The contestant could either choose to risk their money on one final swing or stop with what they had; hitting a "Zonk" would cause them to go bankrupt, but hitting a money space added the money total to their total. Maximum payoff was $137,000.

Grand Prix[]

A contestant was shown a board with four racecars - red, yellow, blue, and white. He/She was then shown a board of 16 numbered boxes, and was asked to call out numbers, one at a time. Each time a car was revealed, the car matching the one just chosen moved one space. There were four of each color and finding all four of one color ended up the game and awarded the contestant a cash prize - $1, $5,000, $15,000, or $100,000.

Before the game, the contestant playing decided which car was more likely to finish first and the amounts were assigned to the cars based the contestant's predictions.


The contestant would pull a lever that would launch a ball to the top of the board, through swinging paddles, through a series of pegs, and into one of eight slots at the bottom of the board. Landing in an empty slot was worth $5,000. Each empty slot accumulated an additional $5,000. If a ball landed in a slot that was already occupied, he/she was given a Strike.

After two strikes, the contestant could stop and take their winnings, or opt for another pull. If a ball landed in an empty slot, the contestant would have his/her money doubled, and would be offered another pull. If the contestant earned their third Strike, they would lose half of their winnings. Play would continue until all eight slots were filled, a third Strike was given, or the contestant chose to stop.

The theoretical maximum payoff was $640,000, but this would require that each of the first three balls land in the same slot, followed by each subsequent ball landing in a new slot. The odds of this happening were approximately 1 in 213,044.


The three money winners of the evening competed against each other in this, the final game of the night. Similar to the children's game KerPlunk, a large container was placed center stage containing 30 ping-pong balls. They were suspended in the top of the container by 12 numbered rods. One at a time, each player drew a number from a bag, and the corresponding rod was removed from the container. Depending on their position inside the container, some of the balls could fall to the bottom. Each contestant was staked with $100,000. On each player's turn, s/he lost $10,000 for every ball dropped to the bottom.

The contestant who dropped the last ball immediately went bankrupt. Once any contestant lost all his/her money, s/he was eliminated from the game.

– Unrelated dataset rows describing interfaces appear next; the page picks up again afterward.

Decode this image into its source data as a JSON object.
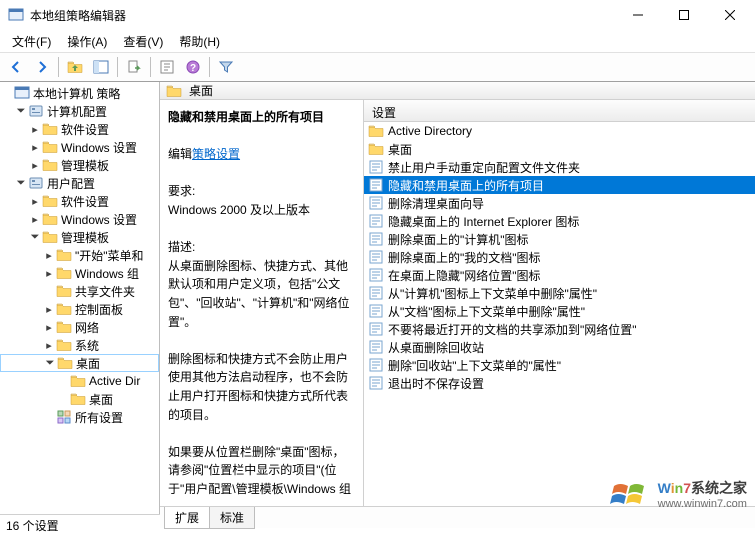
{
  "window": {
    "title": "本地组策略编辑器"
  },
  "menu": {
    "file": "文件(F)",
    "action": "操作(A)",
    "view": "查看(V)",
    "help": "帮助(H)"
  },
  "tree": {
    "root": "本地计算机 策略",
    "cc": "计算机配置",
    "cc_soft": "软件设置",
    "cc_win": "Windows 设置",
    "cc_admin": "管理模板",
    "uc": "用户配置",
    "uc_soft": "软件设置",
    "uc_win": "Windows 设置",
    "uc_admin": "管理模板",
    "start": "\"开始\"菜单和",
    "wincomp": "Windows 组",
    "shared": "共享文件夹",
    "cpanel": "控制面板",
    "network": "网络",
    "system": "系统",
    "desktop": "桌面",
    "ad": "Active Dir",
    "desk2": "桌面",
    "allset": "所有设置"
  },
  "header": {
    "title": "桌面"
  },
  "explain": {
    "title": "隐藏和禁用桌面上的所有项目",
    "edit_label": "编辑",
    "edit_link": "策略设置",
    "req_label": "要求:",
    "req_value": "Windows 2000 及以上版本",
    "desc_label": "描述:",
    "desc1": "从桌面删除图标、快捷方式、其他默认项和用户定义项，包括\"公文包\"、\"回收站\"、\"计算机\"和\"网络位置\"。",
    "desc2": "删除图标和快捷方式不会防止用户使用其他方法启动程序，也不会防止用户打开图标和快捷方式所代表的项目。",
    "desc3": "如果要从位置栏删除\"桌面\"图标，请参阅\"位置栏中显示的项目\"(位于\"用户配置\\管理模板\\Windows 组"
  },
  "list": {
    "col": "设置",
    "items": [
      "Active Directory",
      "桌面",
      "禁止用户手动重定向配置文件文件夹",
      "隐藏和禁用桌面上的所有项目",
      "删除清理桌面向导",
      "隐藏桌面上的 Internet Explorer 图标",
      "删除桌面上的\"计算机\"图标",
      "删除桌面上的\"我的文档\"图标",
      "在桌面上隐藏\"网络位置\"图标",
      "从\"计算机\"图标上下文菜单中删除\"属性\"",
      "从\"文档\"图标上下文菜单中删除\"属性\"",
      "不要将最近打开的文档的共享添加到\"网络位置\"",
      "从桌面删除回收站",
      "删除\"回收站\"上下文菜单的\"属性\"",
      "退出时不保存设置"
    ]
  },
  "tabs": {
    "extended": "扩展",
    "standard": "标准"
  },
  "status": {
    "text": "16 个设置"
  },
  "watermark": {
    "line1_parts": [
      "W",
      "i",
      "n",
      "7"
    ],
    "line1_suffix": "系统之家",
    "line2": "www.winwin7.com"
  }
}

The last remaining player with money won the game and kept their remaining money.


Main - Edd Kalehoff (a vamp of the main theme from the 1994 nighttime version of The Price is Right)

The cues from this show would later be recycled into the Doug Davidson version of Price, as well as Illinois Instant Riches and the many other shows Cash Tornado spawned.

Force Field gameplay - "Techno Torch" by Jonathan Merrill (Killer Tracks)


  • This was the second and final Goodson game show that both Jim Perry and Gene Wood worked on. The first was Card Sharks, which had aired from 1978-81.
  • The original title of the show was Lottery Cash Explosion (a scan of a ticket can be seen here). The name was likely changed because the Ohio Lottery already had a show on the air called Cash Explosion.
  • While the show was taped in California, Cash Tornado was designed to demonstrate a format to be licensed to state lotteries. As a result, no state is mentioned during the show itself, and all mentions of the lottery are simply "the Lottery".
  • Veteran Price is Right producer Roger Dobkowitz was one of the contestants in the pilot, playing Force Field.
  • Lisa Stahl was the model for this pilot. She later became one of the models for the short-lived Doug Davidson version of Price, and in 1996 became the second hostess of Flamingo Fortune. Prior to this, she was a contestant during the 1989 "pilot week" of Match Game, hosted by Bert Convy.
  • The set, some of the props, and the theme song used in this pilot came from the pilots of what eventually became the primetime Davidson Price, which had taped in the two days prior to the taping of the Cash Tornado pilot.


CBS Television City, Hollywood, California


"I'm Jim Perry, saying thank you, goodbye, and good fortune!"


Cash Tornado Production Slate.jpg